Public Service (PEG:US) also has repaired all equipment damaged by Sandy, Snodgrass said.
As the storm intensifies it is expected to produce bands of snow that will make travel dangerous and difficult, Tim Morrin, a weather service meteorologist, said yesterday. The snow may accumulate at 3 inches per hour, causing conditions to deteriorate rapidly by dark.
Snow plows can’t keep up with accumulations of more than an inch an hour, Carolan said. All that cities and towns can do then is try to keep major roadways open.
Dunham said roads that run from west to east, such as the Massachusetts Turnpike, also known as Interstate 90, will be hard to keep open because the wind will be blowing the snow across the pavement.
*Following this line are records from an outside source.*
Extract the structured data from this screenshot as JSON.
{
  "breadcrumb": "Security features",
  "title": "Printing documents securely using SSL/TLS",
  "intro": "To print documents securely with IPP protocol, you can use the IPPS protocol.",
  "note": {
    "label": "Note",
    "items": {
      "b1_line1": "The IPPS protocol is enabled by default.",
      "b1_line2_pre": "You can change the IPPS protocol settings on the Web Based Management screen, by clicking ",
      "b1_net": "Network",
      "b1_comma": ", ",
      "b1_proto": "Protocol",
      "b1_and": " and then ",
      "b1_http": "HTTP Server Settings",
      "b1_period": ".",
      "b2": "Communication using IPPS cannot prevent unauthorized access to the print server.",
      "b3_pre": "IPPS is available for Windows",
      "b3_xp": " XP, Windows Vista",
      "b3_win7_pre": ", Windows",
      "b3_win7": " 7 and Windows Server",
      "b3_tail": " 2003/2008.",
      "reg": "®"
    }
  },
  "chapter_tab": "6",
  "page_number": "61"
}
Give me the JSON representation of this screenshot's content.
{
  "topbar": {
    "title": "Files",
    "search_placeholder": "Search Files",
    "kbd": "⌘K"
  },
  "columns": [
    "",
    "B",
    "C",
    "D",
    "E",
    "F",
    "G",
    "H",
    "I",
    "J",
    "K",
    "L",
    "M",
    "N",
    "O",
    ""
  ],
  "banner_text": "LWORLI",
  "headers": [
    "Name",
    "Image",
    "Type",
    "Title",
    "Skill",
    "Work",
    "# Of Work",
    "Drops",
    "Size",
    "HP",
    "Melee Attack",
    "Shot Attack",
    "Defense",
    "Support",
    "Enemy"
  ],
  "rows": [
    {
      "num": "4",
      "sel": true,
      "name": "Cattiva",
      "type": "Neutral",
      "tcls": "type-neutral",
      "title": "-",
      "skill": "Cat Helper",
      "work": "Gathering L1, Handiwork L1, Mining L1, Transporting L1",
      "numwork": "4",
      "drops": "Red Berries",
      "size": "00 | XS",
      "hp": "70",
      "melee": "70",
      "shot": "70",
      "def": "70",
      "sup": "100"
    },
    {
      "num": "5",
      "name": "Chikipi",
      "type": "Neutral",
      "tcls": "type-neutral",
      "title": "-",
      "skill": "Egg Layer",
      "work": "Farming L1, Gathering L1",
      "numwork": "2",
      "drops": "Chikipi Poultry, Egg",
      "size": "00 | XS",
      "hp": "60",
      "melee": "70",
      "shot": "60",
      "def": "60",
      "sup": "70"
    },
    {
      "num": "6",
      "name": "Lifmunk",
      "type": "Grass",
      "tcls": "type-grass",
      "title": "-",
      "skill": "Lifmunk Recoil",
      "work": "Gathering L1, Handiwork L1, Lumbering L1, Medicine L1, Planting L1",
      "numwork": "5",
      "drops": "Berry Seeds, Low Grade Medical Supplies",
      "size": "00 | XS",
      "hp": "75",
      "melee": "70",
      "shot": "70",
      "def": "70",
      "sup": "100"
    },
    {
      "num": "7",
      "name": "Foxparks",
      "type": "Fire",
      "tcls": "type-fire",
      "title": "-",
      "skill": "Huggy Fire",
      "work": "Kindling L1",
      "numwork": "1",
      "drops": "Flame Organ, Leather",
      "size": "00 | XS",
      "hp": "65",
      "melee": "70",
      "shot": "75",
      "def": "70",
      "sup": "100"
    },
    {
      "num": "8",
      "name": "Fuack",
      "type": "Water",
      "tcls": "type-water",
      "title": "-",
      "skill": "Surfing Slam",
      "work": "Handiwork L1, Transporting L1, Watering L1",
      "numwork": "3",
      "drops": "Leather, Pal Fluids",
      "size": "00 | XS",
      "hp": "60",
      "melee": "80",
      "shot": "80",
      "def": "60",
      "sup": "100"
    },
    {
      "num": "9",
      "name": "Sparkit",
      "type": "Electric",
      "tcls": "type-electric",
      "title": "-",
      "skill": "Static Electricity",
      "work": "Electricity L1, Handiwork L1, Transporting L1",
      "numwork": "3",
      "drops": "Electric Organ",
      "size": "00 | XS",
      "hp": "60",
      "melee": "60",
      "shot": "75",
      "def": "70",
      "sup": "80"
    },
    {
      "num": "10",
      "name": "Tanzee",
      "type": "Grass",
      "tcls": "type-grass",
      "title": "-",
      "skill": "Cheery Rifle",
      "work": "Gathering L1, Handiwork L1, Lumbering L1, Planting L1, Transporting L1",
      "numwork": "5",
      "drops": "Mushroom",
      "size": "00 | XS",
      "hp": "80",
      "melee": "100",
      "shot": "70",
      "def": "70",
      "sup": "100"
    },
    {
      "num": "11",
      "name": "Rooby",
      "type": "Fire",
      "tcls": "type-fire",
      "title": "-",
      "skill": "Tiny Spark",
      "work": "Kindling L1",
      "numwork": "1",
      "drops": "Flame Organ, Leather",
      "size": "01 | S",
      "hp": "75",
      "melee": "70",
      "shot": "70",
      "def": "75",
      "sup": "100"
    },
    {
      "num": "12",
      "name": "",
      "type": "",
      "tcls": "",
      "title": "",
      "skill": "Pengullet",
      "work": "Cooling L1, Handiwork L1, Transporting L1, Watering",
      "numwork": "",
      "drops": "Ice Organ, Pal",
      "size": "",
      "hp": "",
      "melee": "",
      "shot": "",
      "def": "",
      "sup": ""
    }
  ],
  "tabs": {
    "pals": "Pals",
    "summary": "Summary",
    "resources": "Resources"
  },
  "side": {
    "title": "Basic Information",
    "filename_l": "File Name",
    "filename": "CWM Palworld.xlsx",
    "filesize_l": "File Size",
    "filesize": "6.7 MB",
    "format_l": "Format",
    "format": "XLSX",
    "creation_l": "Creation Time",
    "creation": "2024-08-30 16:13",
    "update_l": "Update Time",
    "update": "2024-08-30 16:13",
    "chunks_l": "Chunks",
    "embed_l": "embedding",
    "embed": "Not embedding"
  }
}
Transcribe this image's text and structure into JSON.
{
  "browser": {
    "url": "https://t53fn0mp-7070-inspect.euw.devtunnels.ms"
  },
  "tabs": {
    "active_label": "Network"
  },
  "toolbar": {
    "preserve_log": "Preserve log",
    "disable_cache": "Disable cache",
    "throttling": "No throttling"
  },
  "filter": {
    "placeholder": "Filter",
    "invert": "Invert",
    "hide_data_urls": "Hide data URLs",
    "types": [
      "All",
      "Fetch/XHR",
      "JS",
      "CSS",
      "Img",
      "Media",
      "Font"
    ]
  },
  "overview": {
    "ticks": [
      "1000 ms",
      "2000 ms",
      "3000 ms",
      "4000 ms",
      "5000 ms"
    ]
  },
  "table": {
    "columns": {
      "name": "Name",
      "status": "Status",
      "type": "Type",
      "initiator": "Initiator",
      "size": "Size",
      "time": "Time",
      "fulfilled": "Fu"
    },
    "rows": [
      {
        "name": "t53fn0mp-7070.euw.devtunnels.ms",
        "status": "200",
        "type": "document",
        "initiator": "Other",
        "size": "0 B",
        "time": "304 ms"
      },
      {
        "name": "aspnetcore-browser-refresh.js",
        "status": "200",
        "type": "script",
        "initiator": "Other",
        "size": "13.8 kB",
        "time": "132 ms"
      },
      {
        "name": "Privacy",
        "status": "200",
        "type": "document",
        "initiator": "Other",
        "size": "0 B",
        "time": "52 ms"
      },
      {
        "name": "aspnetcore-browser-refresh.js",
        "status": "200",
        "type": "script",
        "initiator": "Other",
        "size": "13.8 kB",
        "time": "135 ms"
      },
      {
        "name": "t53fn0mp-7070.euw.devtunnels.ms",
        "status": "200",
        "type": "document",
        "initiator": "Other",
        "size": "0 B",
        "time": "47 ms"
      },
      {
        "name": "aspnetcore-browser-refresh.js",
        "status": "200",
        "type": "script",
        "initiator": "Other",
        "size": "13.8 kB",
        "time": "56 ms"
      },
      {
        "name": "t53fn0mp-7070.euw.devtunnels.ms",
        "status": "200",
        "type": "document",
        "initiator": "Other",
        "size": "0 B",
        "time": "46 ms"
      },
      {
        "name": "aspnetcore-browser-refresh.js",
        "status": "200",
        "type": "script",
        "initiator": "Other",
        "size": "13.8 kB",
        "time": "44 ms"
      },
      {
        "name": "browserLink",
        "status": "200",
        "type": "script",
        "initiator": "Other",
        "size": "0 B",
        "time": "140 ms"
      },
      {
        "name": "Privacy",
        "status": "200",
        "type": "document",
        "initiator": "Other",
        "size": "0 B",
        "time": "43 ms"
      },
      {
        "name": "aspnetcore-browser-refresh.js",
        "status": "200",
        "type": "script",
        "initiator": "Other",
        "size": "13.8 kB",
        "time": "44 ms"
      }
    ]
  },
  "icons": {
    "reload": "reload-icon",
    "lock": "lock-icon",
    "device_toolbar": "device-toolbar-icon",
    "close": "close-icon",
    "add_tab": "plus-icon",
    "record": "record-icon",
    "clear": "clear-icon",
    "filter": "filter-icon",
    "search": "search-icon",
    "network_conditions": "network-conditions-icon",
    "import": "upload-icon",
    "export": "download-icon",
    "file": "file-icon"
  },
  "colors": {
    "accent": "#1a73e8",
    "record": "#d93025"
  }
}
Hints of the storm’s strength are apparent in the two major weather components, Carolan said. The southern segment is creating thunderstorms across the U.S. Gulf Coast and the other portion is causing intense weather in the Midwest.
“That is usually indicative of the kind of energy you need to come up the coast,” Carolan said. “Once that hits the Atlantic, you have enough energy to produce what we call a bomb.”
Erickson said it’s probable that thunder storms will be embedded in the blizzard as it crosses New England.
To contact the reporters on this story: Brian K. Sullivan in Boston at email@example.com; Jim Polson in New York at firstname.lastname@example.org
To contact the editor responsible for this story: Dan Stets at email@example.com